Banks face e-payments antitrust probe
Complaint filed to Euro watchdog
The European Commission has launched an antitrust probe into e-payments in Europe to find out if a group of banks – including Santander, HSBC and Barclays – is trying to stop new players from getting into the market.
A group called the European Payments Council (EPC) is developing a standardisation for e-payments across the Single Euro Payments Area (SEPA), but the commission is now investigating whether that process will stop non-bank payment providers from getting in on the action.
The inquiry was opened after the EC received a complaint from someone, but they're not saying who:
The Commission intends to investigate whether the e-payments standardisation process will not unduly restrict competition, for example through the exclusion of new entrants and payment providers who are not linked to a bank.
The Commission has received a complaint which will form part of this investigation.
The top concern for the investigation is that merchants and consumers could end up forking out more on online transactions if competitors are kept out of the game.

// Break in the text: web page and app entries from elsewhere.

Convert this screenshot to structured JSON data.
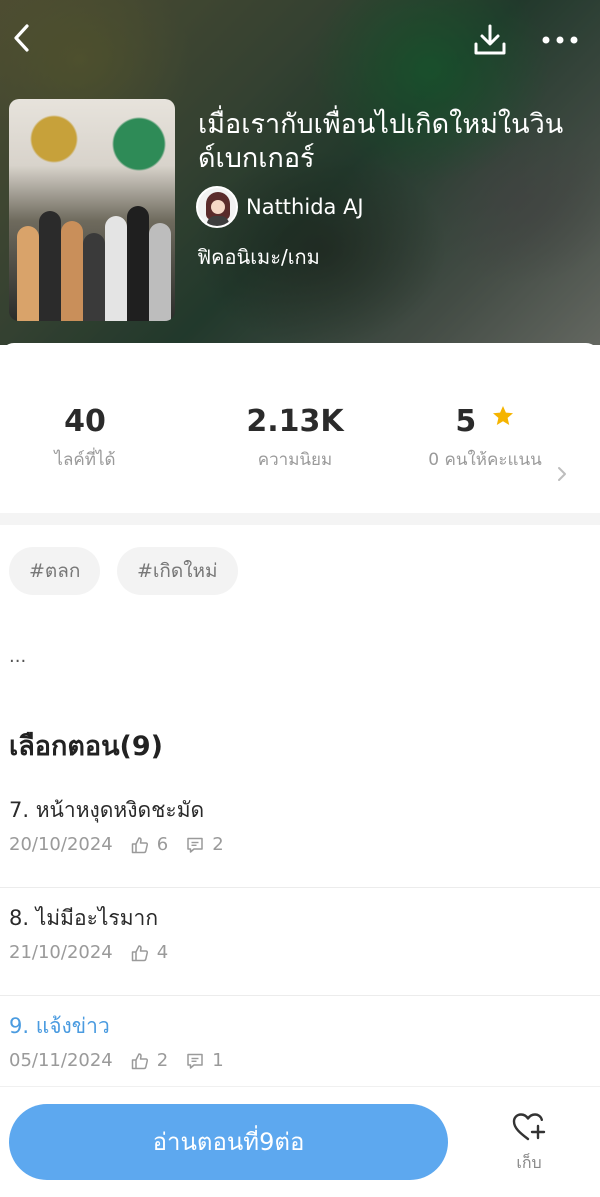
{
  "book": {
    "title": "เมื่อเรากับเพื่อนไปเกิดใหม่ในวินด์เบกเกอร์",
    "author": "Natthida AJ",
    "genre": "ฟิคอนิเมะ/เกม"
  },
  "stats": {
    "likes_value": "40",
    "likes_label": "ไลค์ที่ได้",
    "popularity_value": "2.13K",
    "popularity_label": "ความนิยม",
    "rating_value": "5",
    "rating_label": "0 คนให้คะแนน"
  },
  "tags": [
    "#ตลก",
    "#เกิดใหม่"
  ],
  "description": "...",
  "episodes_section": {
    "title": "เลือกตอน(9)"
  },
  "episodes": [
    {
      "title": "7. หน้าหงุดหงิดชะมัด",
      "date": "20/10/2024",
      "likes": "6",
      "comments": "2"
    },
    {
      "title": "8. ไม่มีอะไรมาก",
      "date": "21/10/2024",
      "likes": "4",
      "comments": ""
    },
    {
      "title": "9. แจ้งข่าว",
      "date": "05/11/2024",
      "likes": "2",
      "comments": "1"
    }
  ],
  "bottom": {
    "read_button": "อ่านตอนที่9ต่อ",
    "collect_label": "เก็บ"
  },
  "colors": {
    "accent": "#5da8ef",
    "current_episode": "#4a9be0",
    "star": "#f5b400"
  },
  "icons": {
    "back": "chevron-left-icon",
    "download": "download-icon",
    "more": "more-dots-icon",
    "like": "thumbs-up-icon",
    "comment": "comment-icon",
    "collect": "heart-plus-icon",
    "rating": "star-icon"
  }
}
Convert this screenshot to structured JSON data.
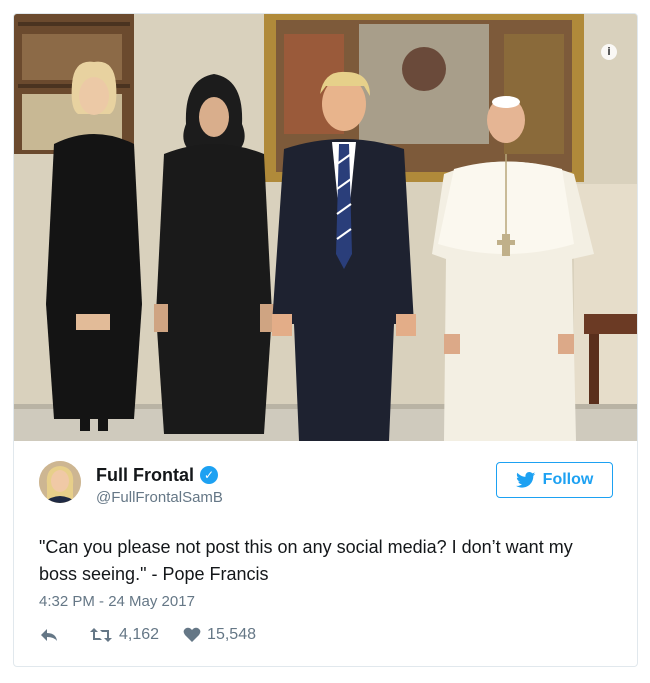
{
  "tweet": {
    "author": {
      "display_name": "Full Frontal",
      "handle": "@FullFrontalSamB",
      "verified": true
    },
    "follow_label": "Follow",
    "text": "\"Can you please not post this on any social media? I don’t want my boss seeing.\" - Pope Francis",
    "timestamp": "4:32 PM - 24 May 2017",
    "retweets": "4,162",
    "likes": "15,548",
    "info_icon": "i"
  },
  "icons": {
    "info": "info-icon",
    "verified": "verified-badge-icon",
    "follow": "twitter-bird-icon",
    "reply": "reply-icon",
    "retweet": "retweet-icon",
    "like": "heart-icon"
  },
  "colors": {
    "accent": "#1da1f2",
    "text": "#14171a",
    "muted": "#657786",
    "border": "#e1e8ed"
  }
}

"Use of the internet is increasing rapidly, making the need for secure and efficient online payment solutions in the whole Single Euro Payments Area all the more pressing. I therefore welcome the work of the European Payments Council to develop standards in this area," said Jose Almunia, EU Competition Commissioner, in the canned statement.
"In principle, standards promote inter-operability and competition, but we need to ensure that the standardisation process does not unnecessarily restrict opportunities for non-participants."
The EPC is the "coordination and decision-making body of the European banking industry in relation to payments", according to its website, and its members are banks and banking groups. ®